The first word in the letter Paul wrote to the Galatians is “Paul.” Up to Acts 13:9, The Apostle was called by his Jewish name, Saul. It made him acceptable to his Jewish audiences. When he joined Barnabas and John Mark 01 unchainedon the first missionary journey to Galatia, his role changed radically. To begin with the journey was led by Barnabbas who brought his cousin, John Mark, along. Both Barnabbas and John Mark were solid Jewish believers. I would argue that their intention was to go to the Jews only, but while on the Island of Cyprus a “Jewish” false prophet attempted to prevent the governor, Sergius Paulus, a Roman Official, from accepting the faith. It was then that Paul stepped up and cursed the false “Jewish” prophet with blindness. Sergius Paulus became the first gentile convert under the Apostle Paul’s ministry. It is interesting that after Acts 13:9, Saul becomes Paul from that point on. Some early church fathers think that Saul took his gentile name at that time to honor his first convert who had the same name. But I see it as part of God’s plan to move Paul from a Jewish focus to a gentile focus.

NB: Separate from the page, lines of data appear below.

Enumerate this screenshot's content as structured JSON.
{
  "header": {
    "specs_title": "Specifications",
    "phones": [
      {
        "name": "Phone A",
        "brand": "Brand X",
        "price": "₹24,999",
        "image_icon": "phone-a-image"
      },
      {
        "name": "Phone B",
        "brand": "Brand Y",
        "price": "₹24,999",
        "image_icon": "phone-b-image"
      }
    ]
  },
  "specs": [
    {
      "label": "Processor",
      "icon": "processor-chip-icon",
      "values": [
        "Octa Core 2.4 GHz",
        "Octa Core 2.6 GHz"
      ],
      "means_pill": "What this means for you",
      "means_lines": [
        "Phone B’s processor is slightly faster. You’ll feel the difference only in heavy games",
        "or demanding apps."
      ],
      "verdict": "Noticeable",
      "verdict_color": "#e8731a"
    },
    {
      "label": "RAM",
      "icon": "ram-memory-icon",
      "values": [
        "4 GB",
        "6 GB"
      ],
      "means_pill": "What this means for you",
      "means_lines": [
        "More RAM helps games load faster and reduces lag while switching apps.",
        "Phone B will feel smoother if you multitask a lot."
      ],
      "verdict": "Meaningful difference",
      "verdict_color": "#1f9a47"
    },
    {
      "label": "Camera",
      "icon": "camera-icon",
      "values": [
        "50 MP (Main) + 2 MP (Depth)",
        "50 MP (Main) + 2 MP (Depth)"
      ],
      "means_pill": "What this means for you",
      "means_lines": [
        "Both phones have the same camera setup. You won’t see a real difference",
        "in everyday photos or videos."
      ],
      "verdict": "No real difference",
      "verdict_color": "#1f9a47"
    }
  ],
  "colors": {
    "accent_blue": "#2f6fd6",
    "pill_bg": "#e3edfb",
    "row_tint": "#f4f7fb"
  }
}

Being of the tribe of Benjamin (As we read in Philippians), I’m fairly certain that his parents named Saul after the first King of Israel. Saul, the King, was head and shoulders taller than most of the men in Israel at that time and it made him stand out. It is interesting that “Paul” means “small” or “little.” Maybe that was an intentional change for this proud Pharisee who was humbled and knocked to his knees and blinded by the Lord. Paul’s blindness led to his salvation, but not so with the “Jewish” false prophet. Instead it led to the salvation of Paul’s first gentile convert. The Jews who insisted on forcing the Law into the salvation equation were as furious with Paul’s message as the Religious leaders were of Jesus who put Himself above the Law. Religious people hated Jesus. Religious people hated Paul. Religious people are violently opposed to a salvation message that is freely offered to irreligious people.

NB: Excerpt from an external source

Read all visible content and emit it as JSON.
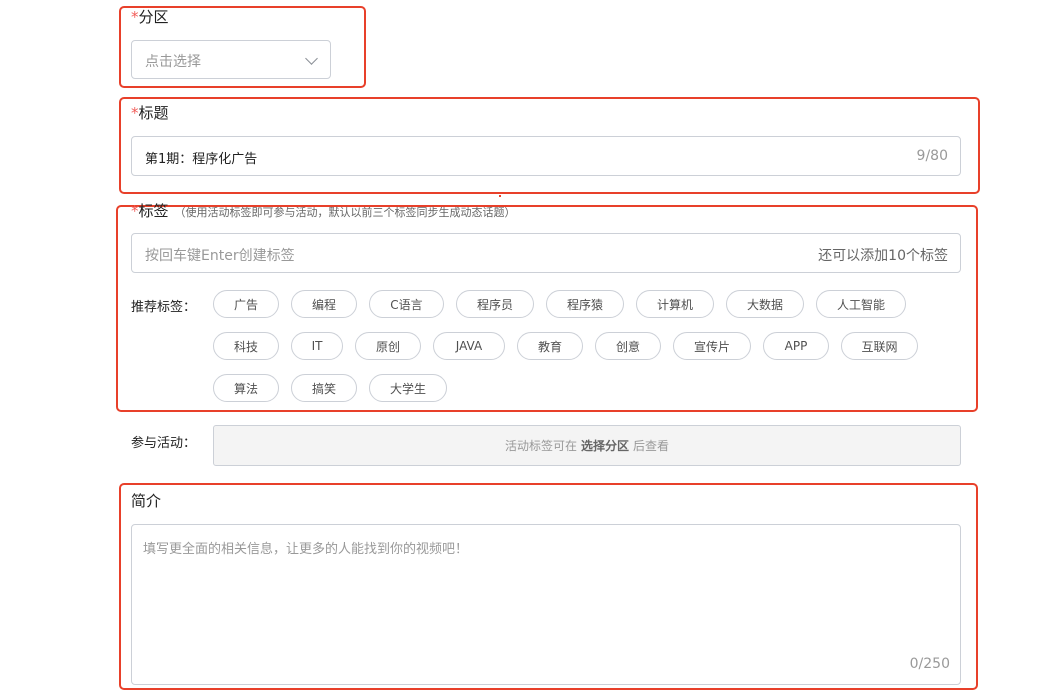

The second thing worth noting in Galatians 1:1is that Paul calls himself an “Apostle – not from men nor through man, but through Jesus Christ and God the Father who raised Him from the dead.” Paul’s apostleship to the gentiles came directly from God. As Rushdoony observes, “Paul is emphatic because there was a major effort to belittle his calling, his teaching, and his person.” This attack on Paul came from the Judaizers who insisted on connecting obedience to the law with salvation by grace through faith. Paul preached a Gospel that put the person and work of Christ at the center. It forced each person to see their sinfulness and their need for a savior. It took God’s divine intervention in this hyper-religious Pharisee’s life to get his attention. It takes divine intervention today as well for religious people to get the truth of the Gospel. Jesus did not come to set up another religion but to destroy all religion. It always takes divine intervention to set man free from the law of sin and death.